My Mema didn’t know me when I visited today. This is the first time that’s ever happened and although I psych myself up for this possibility each time I visit, I’m still sad.
Mema was born in 1913, the youngest of nine children. Most of her nieces and nephews were born before her and now she’s the last of her family, excepting greats. Mema witnessed the dawn of automobiles, two World Wars, the Roaring Twenties, the Great Depression, the Dust Bowl, desegregation, the advent of color TV, the assassination of Kennedy, the Vietnam War, the rise AND fall of communism, the sexual revolution and the arrival of the computer age. She was married 60 years to my Papa and raised two boys. She outlived a daughter, two grandchildren, a husband and one son. She met Roy Rogers before he was Roy Rogers. Mema worked outside the home for many years and after retirement continued to garden, can, travel, take care of her neighbors and exercise each day until she was in her early 90s. She never much liked to talk about the past, so now that she sometimes wanders in time, I pay close attention, trying to piece together her amazing journey through history. Of course to her it wasn’t history. It was each day of her life lived the best way she knew how to live it.
Mema had a humdinger of a fall last week and after much wailing and gnashing of teeth (the nurses, not me- I’m stubborn) we finally reached a place of minimum pain with minimum drugs. Of course even the minimum of drugs have kept her pretty much asleep for the past week. The plan is to cut back on the painkillers beginning tomorrow. Maybe that will wake her up and she’ll know me again. I hope so, but I’m not expecting it. It seems that once something is gone, it never really comes back in a permanent way.

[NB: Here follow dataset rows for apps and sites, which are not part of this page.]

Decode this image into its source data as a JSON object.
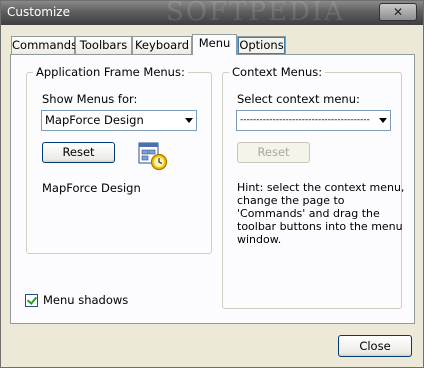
{
  "window": {
    "title": "Customize",
    "close_glyph": "✕",
    "watermark": "SOFTPEDIA"
  },
  "tabs": [
    {
      "label": "Commands"
    },
    {
      "label": "Toolbars"
    },
    {
      "label": "Keyboard"
    },
    {
      "label": "Menu",
      "active": true
    },
    {
      "label": "Options"
    }
  ],
  "app_frame": {
    "legend": "Application Frame Menus:",
    "show_for_label": "Show Menus for:",
    "show_for_value": "MapForce Design",
    "reset_label": "Reset",
    "icon": "menu-animation-icon",
    "current_label": "MapForce Design"
  },
  "context": {
    "legend": "Context Menus:",
    "select_label": "Select context menu:",
    "select_value": "----------------------------------------",
    "reset_label": "Reset",
    "hint": "Hint: select the context menu, change the page to 'Commands' and drag the toolbar buttons into the menu window."
  },
  "menu_shadows": {
    "label": "Menu shadows",
    "checked": true
  },
  "footer": {
    "close_label": "Close"
  }
}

I do know that even if Mema is not exactly sure who I am, she still knows that I love her and I know that she loves me. It’s enough.